Absenteeism affects businesses multi-dimensionally. Corporations are impacted financially due to absences and needing to pay employees even when they are not in the office. Costs increase due to loss of productivity, the cost of hiring temporary labor, and time and money spent on tracking absences, and recruiting and training temporary employees. It is also shown that there is a direct correlation between absences and turnover, meaning if an employee has many absences they are more likely to leave a job.

Why are employees missing so many days of work? About two thirds of employee absenteeism is due to issues other than illness, including stress, being overworked, dissatisfaction on the job, a lack committed to the workplace and insufficient challenge in their work.

However, because of broad policies around time off, there is no simple way of tracking what is specifically keeping employees out of the office. Are they not showing up because of illness, another family member’s illness, or poor health in general? It is unclear whether employees are missing work because of legitimate illnesses or other underlying issues.

The most direct way to solve the ambiguity of absenteeism is to re-write policies that distinguish why employees are taking the day off. Having a clause within time-off policies allows for easier and clearer tracking when it comes to why employees are missing work.

In order to keep employees in the office and stop them from getting into the habit of calling out, they need to be motivated and engaged. Challenging and interesting work can go a long way, however a supportive and enticing culture is needed in order to keep employees engaged. A positive environment can help alleviate other issues such as stress, dissatisfaction and lack of commitment. A workplace that promotes teamwork, support and an overall positive culture will keep employees active and energized about their job, and will reduce absenteeism.

Kay Monks

Kay is a senior at American University in Washington, D.C, where she is enrolled in the Health Promotion Education program. Kay has been an intern with AdvancingWellness since early 2011.

 

You may be familiar with the old food pyramid, which showed the guidelines for healthy eating. The USDA has changed the healthy eating guidelines from the food pyramid to Choose My Plate, a pictorial overview of what your plate should look like at each meal to optimize physical health.

Dr. Daniel Siegel,  a respected clinical professor of psychiatry at the UCLA School of Medicine, asked the question, what would the equivalent of a recommended daily diet for a healthy mind look like? To answer that question he created the Healthy Mind Platter.  a pictorial overview of seven daily essential mental activities you should do each and every day to optimize brain matter and create well being.  The seven essentials are;
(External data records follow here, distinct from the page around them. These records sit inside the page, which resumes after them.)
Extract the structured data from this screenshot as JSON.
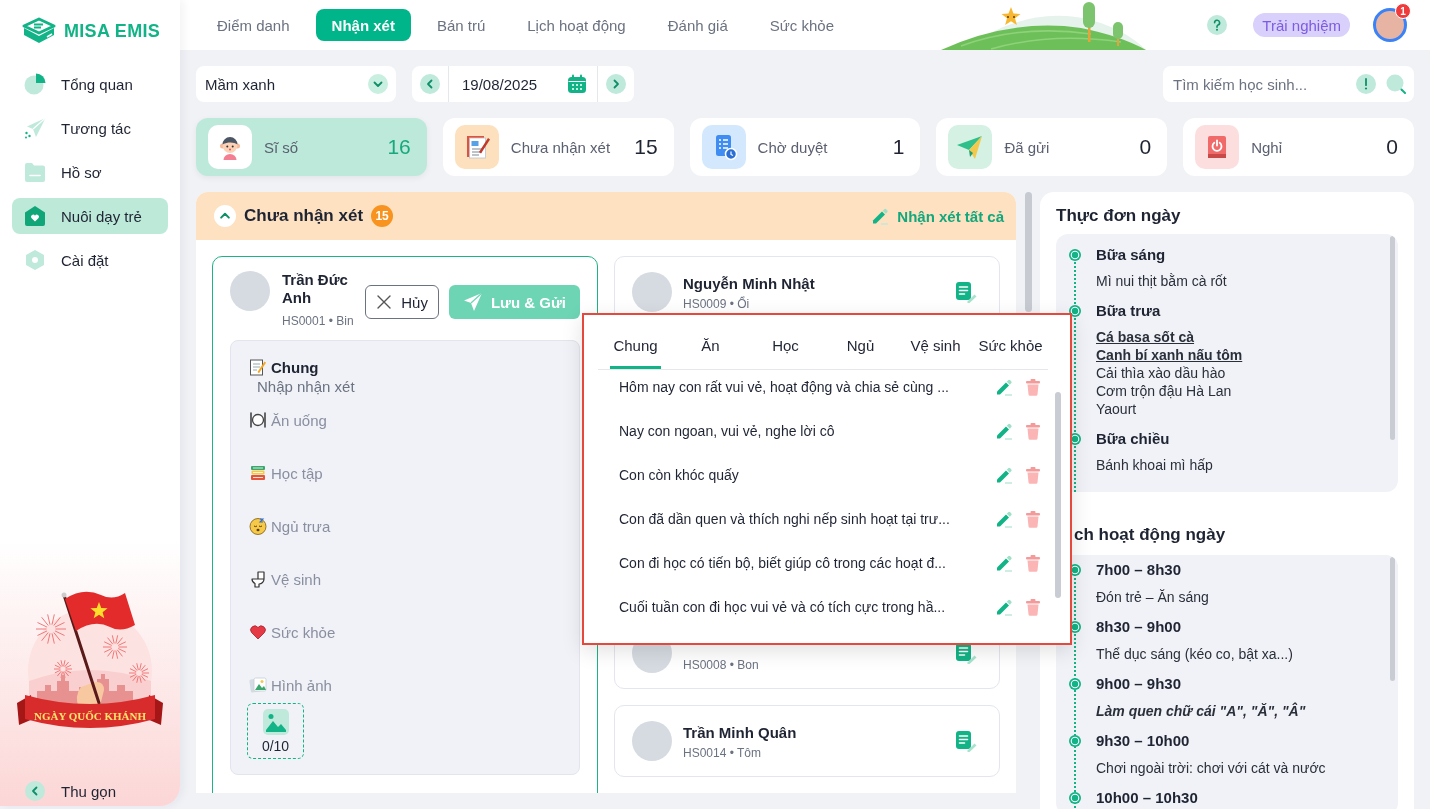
{
  "sidebar": {
    "logo": "MISA EMIS",
    "items": [
      {
        "kind": "overview",
        "label": "Tổng quan",
        "selected": false
      },
      {
        "kind": "interaction",
        "label": "Tương tác",
        "selected": false
      },
      {
        "kind": "records",
        "label": "Hồ sơ",
        "selected": false
      },
      {
        "kind": "nurture",
        "label": "Nuôi dạy trẻ",
        "selected": true
      },
      {
        "kind": "settings",
        "label": "Cài đặt",
        "selected": false
      }
    ],
    "banner": "NGÀY QUỐC KHÁNH",
    "collapse": "Thu gọn"
  },
  "topbar": {
    "tabs": [
      {
        "label": "Điểm danh",
        "selected": false
      },
      {
        "label": "Nhận xét",
        "selected": true
      },
      {
        "label": "Bán trú",
        "selected": false
      },
      {
        "label": "Lịch hoạt động",
        "selected": false
      },
      {
        "label": "Đánh giá",
        "selected": false
      },
      {
        "label": "Sức khỏe",
        "selected": false
      }
    ],
    "trial_button": "Trải nghiệm",
    "notification_count": "1"
  },
  "filters": {
    "class_select": "Mầm xanh",
    "date": "19/08/2025",
    "search": {
      "placeholder": "Tìm kiếm học sinh..."
    }
  },
  "stats": [
    {
      "kind": "total",
      "label": "Sĩ số",
      "value": "16",
      "selected": true
    },
    {
      "kind": "pending",
      "label": "Chưa nhận xét",
      "value": "15",
      "selected": false
    },
    {
      "kind": "review",
      "label": "Chờ duyệt",
      "value": "1",
      "selected": false
    },
    {
      "kind": "sent",
      "label": "Đã gửi",
      "value": "0",
      "selected": false
    },
    {
      "kind": "absent",
      "label": "Nghỉ",
      "value": "0",
      "selected": false
    }
  ],
  "comments_panel": {
    "title": "Chưa nhận xét",
    "count": "15",
    "expanded": true,
    "action": "Nhận xét tất cả",
    "editor": {
      "name": "Trần Đức Anh",
      "code": "HS0001 • Bin",
      "cancel": "Hủy",
      "save": "Lưu & Gửi",
      "sections": [
        {
          "kind": "general",
          "label": "Chung",
          "selected": true,
          "placeholder": "Nhập nhận xét"
        },
        {
          "kind": "meal",
          "label": "Ăn uống",
          "selected": false
        },
        {
          "kind": "study",
          "label": "Học tập",
          "selected": false
        },
        {
          "kind": "nap",
          "label": "Ngủ trưa",
          "selected": false
        },
        {
          "kind": "hygiene",
          "label": "Vệ sinh",
          "selected": false
        },
        {
          "kind": "health",
          "label": "Sức khỏe",
          "selected": false
        },
        {
          "kind": "photos",
          "label": "Hình ảnh",
          "selected": false
        }
      ],
      "photo_count": "0/10"
    },
    "students": [
      {
        "name": "Nguyễn Minh Nhật",
        "code": "HS0009 • Ổi"
      },
      {
        "code": "HS0008 • Bon"
      },
      {
        "name": "Trần Minh Quân",
        "code": "HS0014 • Tôm"
      }
    ]
  },
  "suggestion_popup": {
    "tabs": [
      {
        "label": "Chung",
        "selected": true
      },
      {
        "label": "Ăn",
        "selected": false
      },
      {
        "label": "Học",
        "selected": false
      },
      {
        "label": "Ngủ",
        "selected": false
      },
      {
        "label": "Vệ sinh",
        "selected": false
      },
      {
        "label": "Sức khỏe",
        "selected": false
      }
    ],
    "items": [
      "Hôm nay con rất vui vẻ, hoạt động và chia sẻ cùng ...",
      "Nay con ngoan, vui vẻ, nghe lời cô",
      "Con còn khóc quấy",
      "Con đã dần quen và thích nghi nếp sinh hoạt tại trư...",
      "Con đi học có tiến bộ, biết giúp cô trong các hoạt đ...",
      "Cuối tuần con đi học vui vẻ và có tích cực trong hầ..."
    ]
  },
  "menu": {
    "title": "Thực đơn ngày",
    "meals": [
      {
        "name": "Bữa sáng",
        "dishes": [
          {
            "text": "Mì nui thịt bằm cà rốt",
            "highlighted": false
          }
        ]
      },
      {
        "name": "Bữa trưa",
        "dishes": [
          {
            "text": "Cá basa sốt cà",
            "highlighted": true
          },
          {
            "text": "Canh bí xanh nấu tôm",
            "highlighted": true
          },
          {
            "text": "Cải thìa xào dầu hào",
            "highlighted": false
          },
          {
            "text": "Cơm trộn đậu Hà Lan",
            "highlighted": false
          },
          {
            "text": "Yaourt",
            "highlighted": false
          }
        ]
      },
      {
        "name": "Bữa chiều",
        "dishes": [
          {
            "text": "Bánh khoai mì hấp",
            "highlighted": false
          }
        ]
      }
    ]
  },
  "activities": {
    "title": "ch hoạt động ngày",
    "items": [
      {
        "time": "7h00 – 8h30",
        "description": "Đón trẻ – Ăn sáng",
        "highlighted": false
      },
      {
        "time": "8h30 – 9h00",
        "description": "Thể dục sáng (kéo co, bật xa...)",
        "highlighted": false
      },
      {
        "time": "9h00 – 9h30",
        "description": "Làm quen chữ cái \"A\", \"Ă\", \"Â\"",
        "highlighted": true
      },
      {
        "time": "9h30 – 10h00",
        "description": "Chơi ngoài trời: chơi với cát và nước",
        "highlighted": false
      },
      {
        "time": "10h00 – 10h30"
      }
    ]
  }
}
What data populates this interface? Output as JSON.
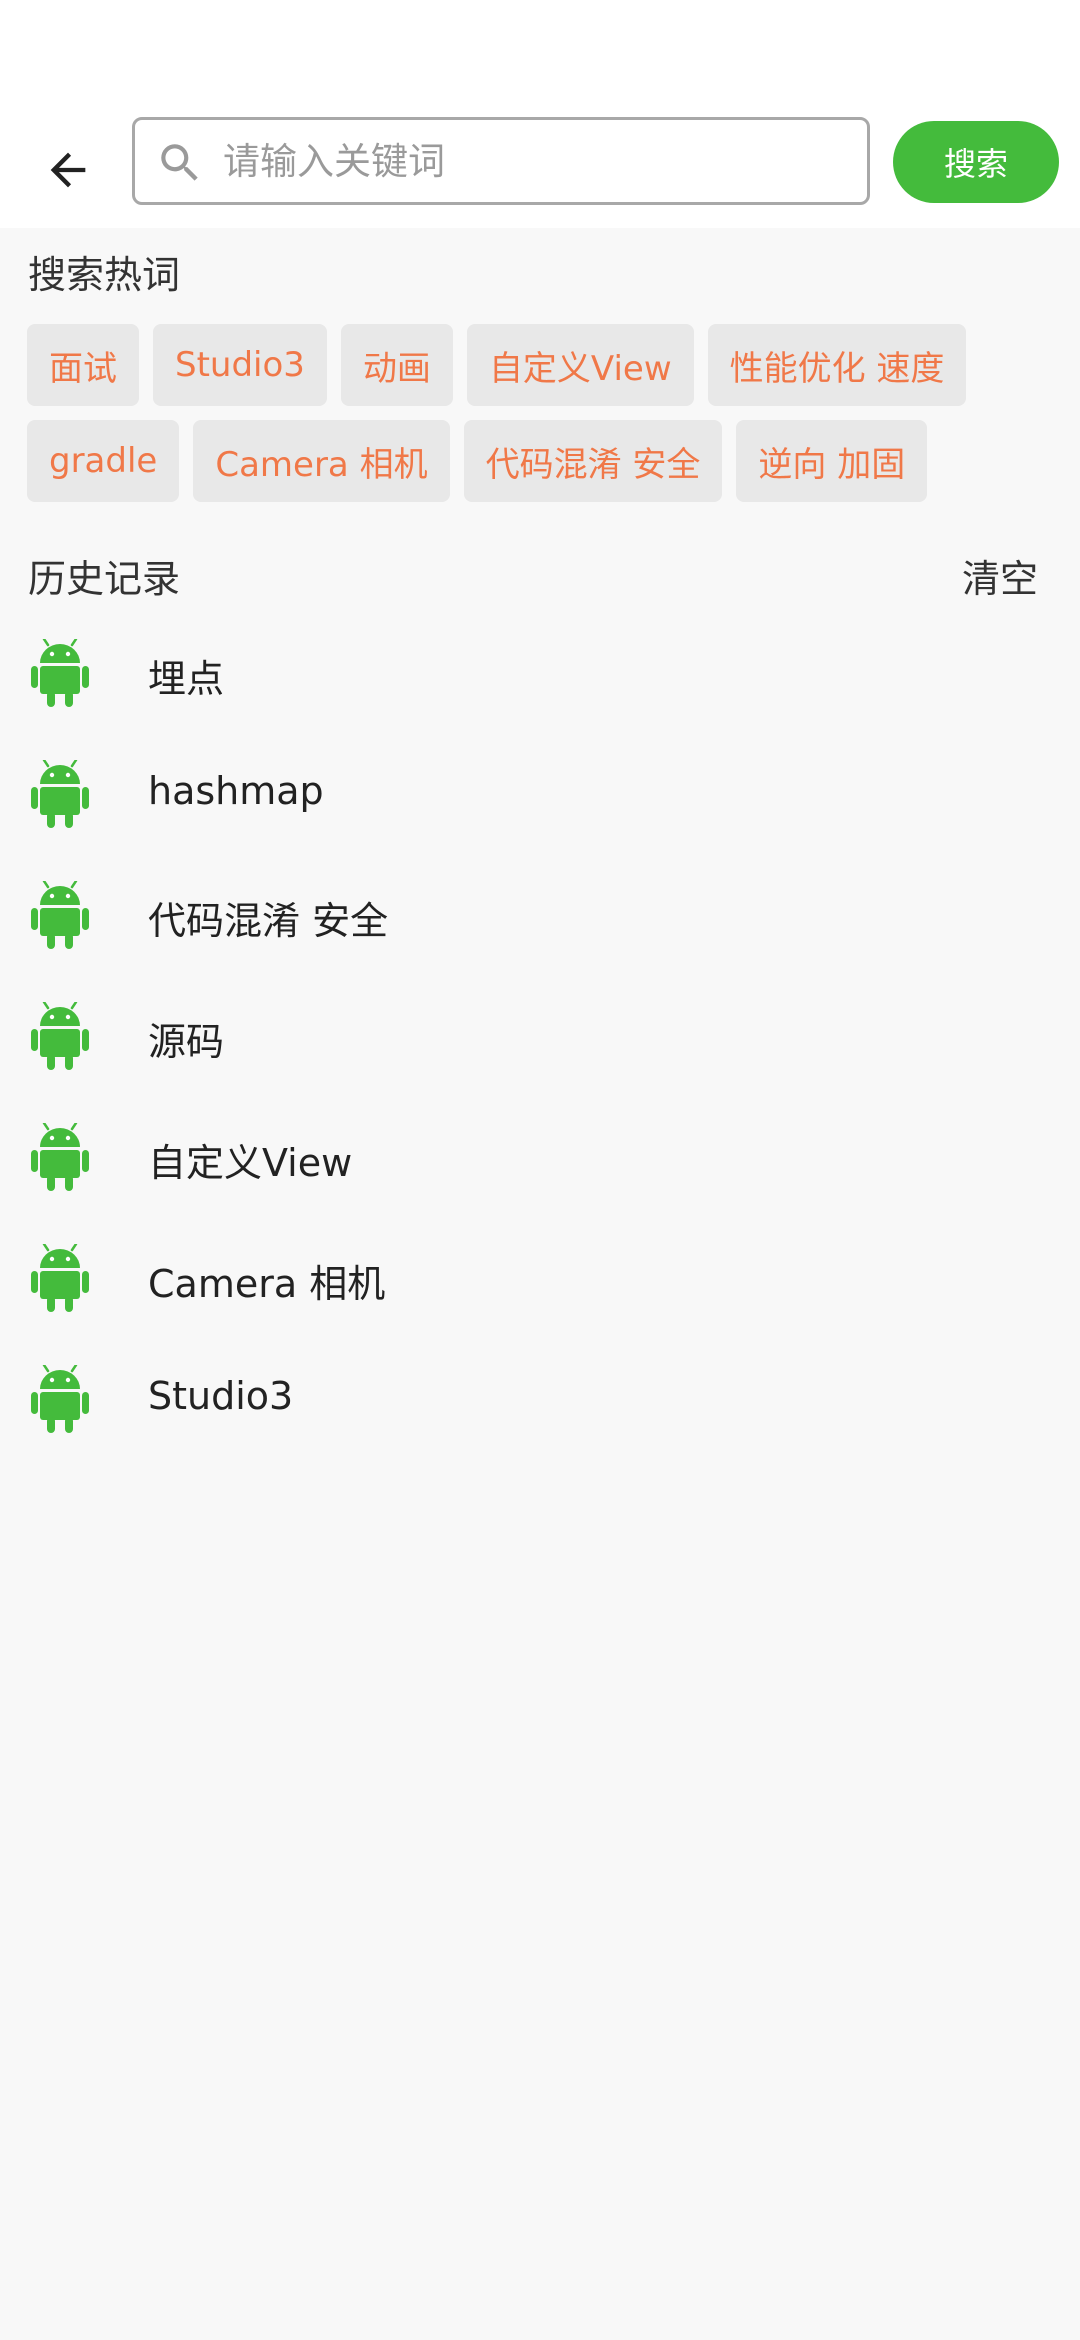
{
  "header": {
    "search_placeholder": "请输入关键词",
    "search_button_label": "搜索"
  },
  "hot": {
    "title": "搜索热词",
    "tags": [
      "面试",
      "Studio3",
      "动画",
      "自定义View",
      "性能优化 速度",
      "gradle",
      "Camera 相机",
      "代码混淆 安全",
      "逆向 加固"
    ]
  },
  "history": {
    "title": "历史记录",
    "clear_label": "清空",
    "items": [
      "埋点",
      "hashmap",
      "代码混淆 安全",
      "源码",
      "自定义View",
      "Camera 相机",
      "Studio3"
    ]
  },
  "colors": {
    "accent": "#44bb3c",
    "tag_text": "#f07848",
    "tag_bg": "#e8e8e8",
    "android_icon": "#44bb3c"
  },
  "icons": {
    "back": "arrow-left-icon",
    "search": "search-icon",
    "history_item": "android-icon"
  }
}
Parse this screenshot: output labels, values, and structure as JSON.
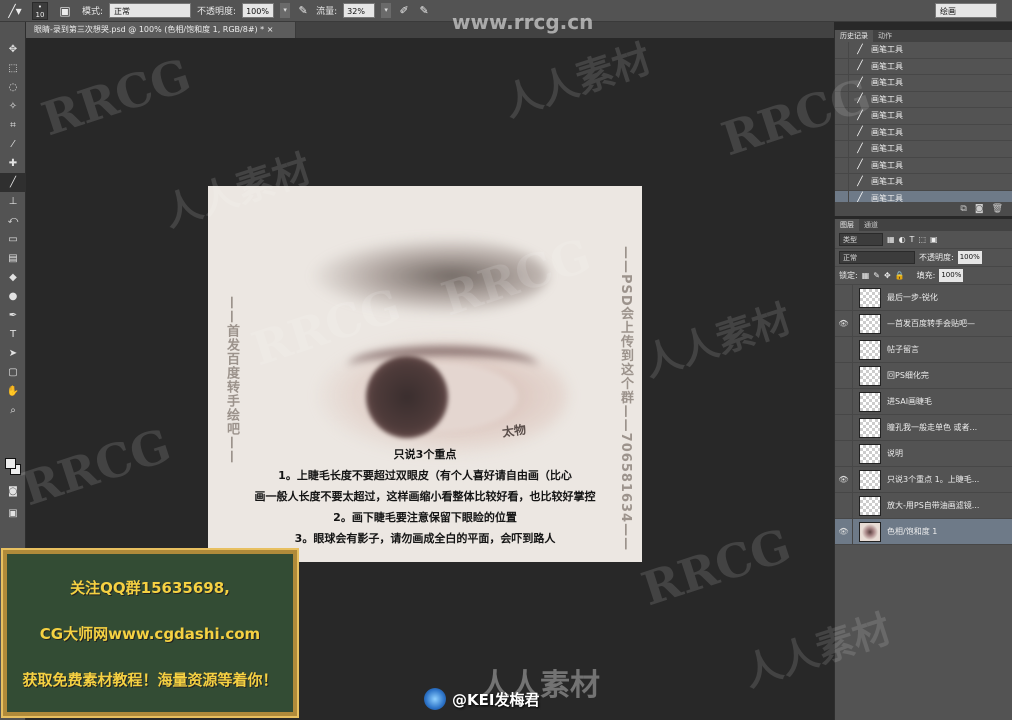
{
  "options_bar": {
    "brush_size": "10",
    "mode_label": "模式:",
    "mode_value": "正常",
    "opacity_label": "不透明度:",
    "opacity_value": "100%",
    "flow_label": "流量:",
    "flow_value": "32%",
    "workspace": "绘画"
  },
  "document_tab": "眼睛-录到第三次想哭.psd @ 100% (色相/饱和度 1, RGB/8#) *",
  "canvas": {
    "left_vertical": "——首发百度转手绘吧——",
    "right_vertical": "——PSD会上传到这个群——706581634——",
    "scribble": "太物",
    "notes": [
      "只说3个重点",
      "1。上睫毛长度不要超过双眼皮（有个人喜好请自由画（比心",
      "画一般人长度不要太超过，这样画缩小看整体比较好看，也比较好掌控",
      "2。画下睫毛要注意保留下眼睑的位置",
      "3。眼球会有影子，请勿画成全白的平面，会吓到路人"
    ]
  },
  "history_panel": {
    "tabs": [
      "历史记录",
      "动作"
    ],
    "items": [
      "画笔工具",
      "画笔工具",
      "画笔工具",
      "画笔工具",
      "画笔工具",
      "画笔工具",
      "画笔工具",
      "画笔工具",
      "画笔工具",
      "画笔工具"
    ]
  },
  "layers_panel": {
    "tabs": [
      "图层",
      "通道"
    ],
    "filter_label": "类型",
    "blend_mode": "正常",
    "opacity_label": "不透明度:",
    "opacity_value": "100%",
    "lock_label": "锁定:",
    "fill_label": "填充:",
    "fill_value": "100%",
    "layers": [
      {
        "name": "最后一步-锐化",
        "visible": false
      },
      {
        "name": "—首发百度转手会贴吧—",
        "visible": true
      },
      {
        "name": "帖子留言",
        "visible": false
      },
      {
        "name": "回PS细化完",
        "visible": false
      },
      {
        "name": "进SAI画睫毛",
        "visible": false
      },
      {
        "name": "瞳孔我一般走单色 或者...",
        "visible": false
      },
      {
        "name": "说明",
        "visible": false
      },
      {
        "name": "只说3个重点 1。上睫毛...",
        "visible": true
      },
      {
        "name": "放大-用PS自带油画滤镜...",
        "visible": false
      },
      {
        "name": "色相/饱和度 1",
        "visible": true
      }
    ]
  },
  "promo": {
    "line1": "关注QQ群15635698,",
    "line2": "CG大师网www.cgdashi.com",
    "line3": "获取免费素材教程！海量资源等着你！"
  },
  "credit": "@KEI发梅君",
  "watermark": {
    "url": "www.rrcg.cn",
    "brand": "RRCG",
    "cn": "人人素材"
  }
}
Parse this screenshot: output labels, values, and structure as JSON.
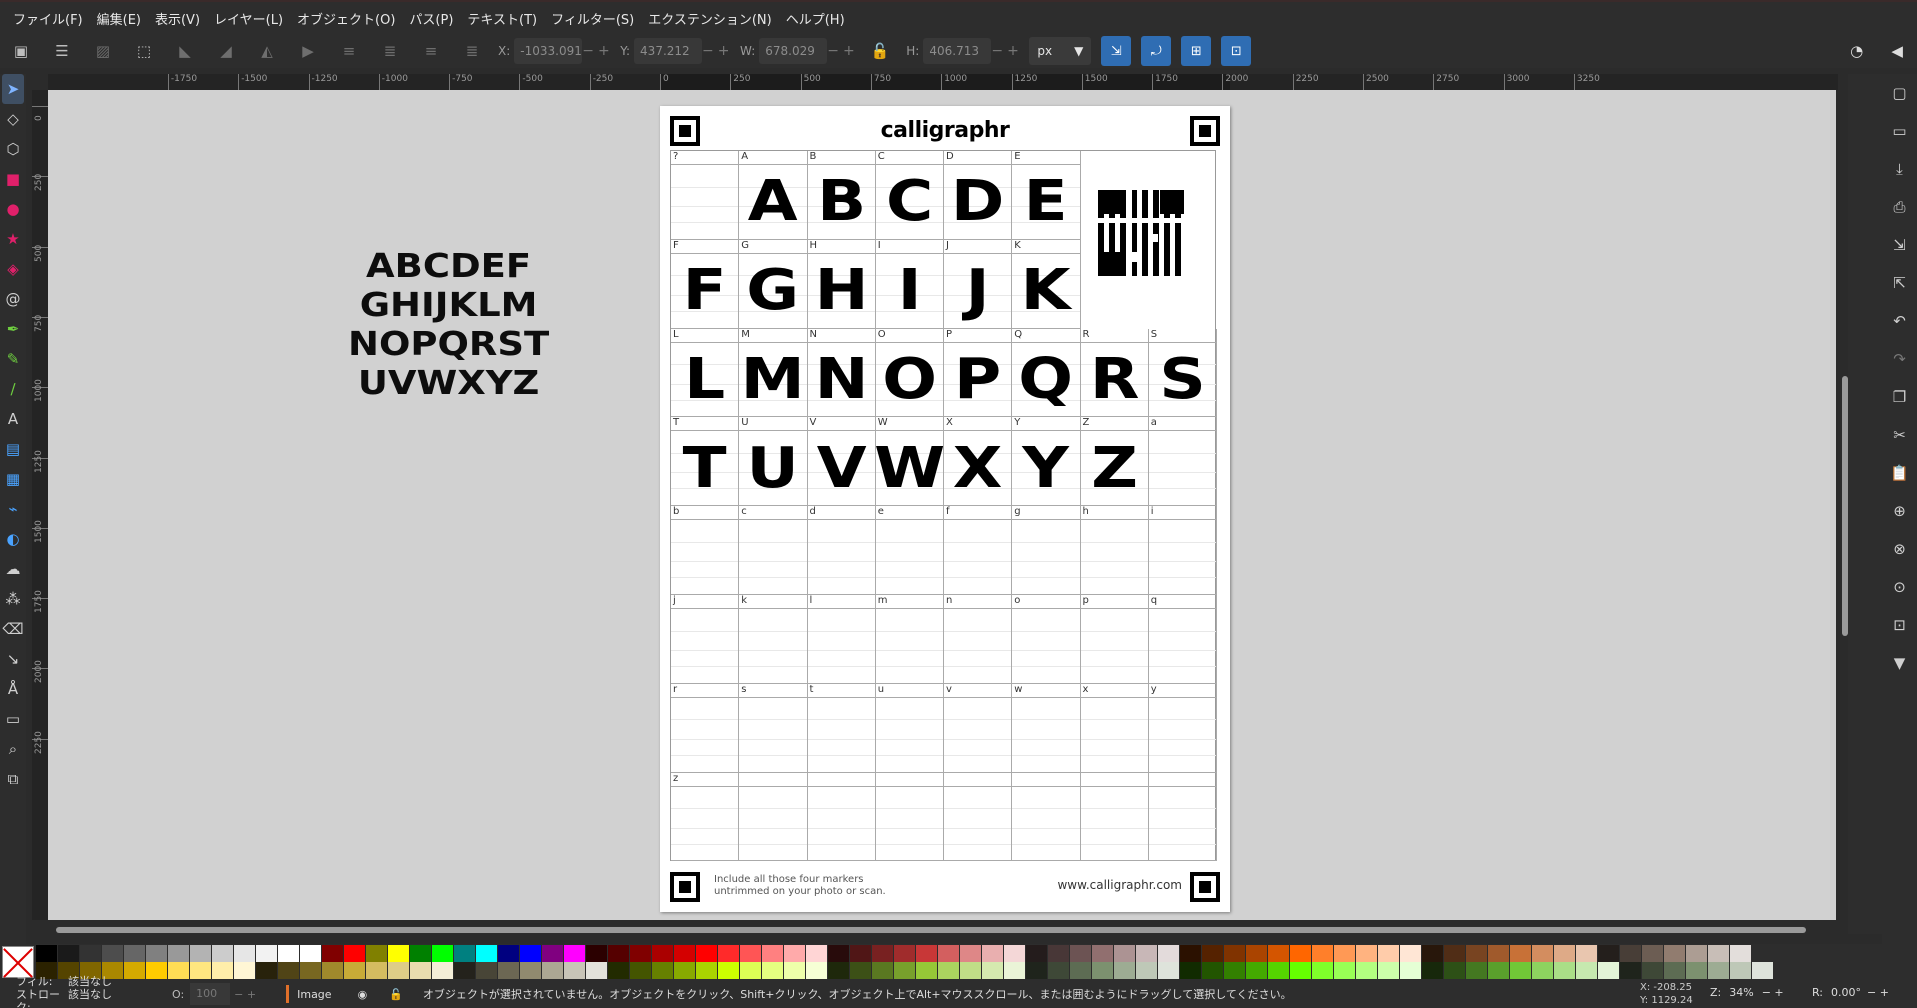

1. Focus Time When we closely focus on tasks in a goal-oriented way, we take on challenges that make deep connections in the brain.  These connections are not created when we multi-task.

2. Play Time When we allow ourselves to be spontaneous or creative, playfully enjoying novel experiences, we help make new connections in the brain.

3.Connecting Time When we connect with other people, ideally in person, and when we take time to appreciate our connection to the natural world around us, we activate and reinforce the brain’s relational circuitry.

4.Physical Time When we move our bodies, aerobically if medically possible, we strengthen the brain in many ways.

5.Time In When we quietly reflect internally, focusing on sensations, images, feelings and thoughts, we help to better integrate the brain.

6.Down Time When we are non-focused, without any specific goal, and let our mind wander or simply relax, we help the brain recharge.

7.Sleep Time When we give the brain the rest it needs, we consolidate learning and recover from the experiences of the day.

What I found most fascinating is the science and research behind these seven essentials.  And even better, they are easy and fun to do.  So play, connect, get physical and in the process fight off mental decline and increase happiness – what’s not to like?

 

Valorie Bender

CWPM

The Healthy Mind Platter was created by Dr. Daniel J. Siegel, Executive Director of the Mindsight Institute and Clinical Professor at the UCLA School of Medicine in collaboration with Dr. David Rock, Executive Director of the NeuroLeadership Institute.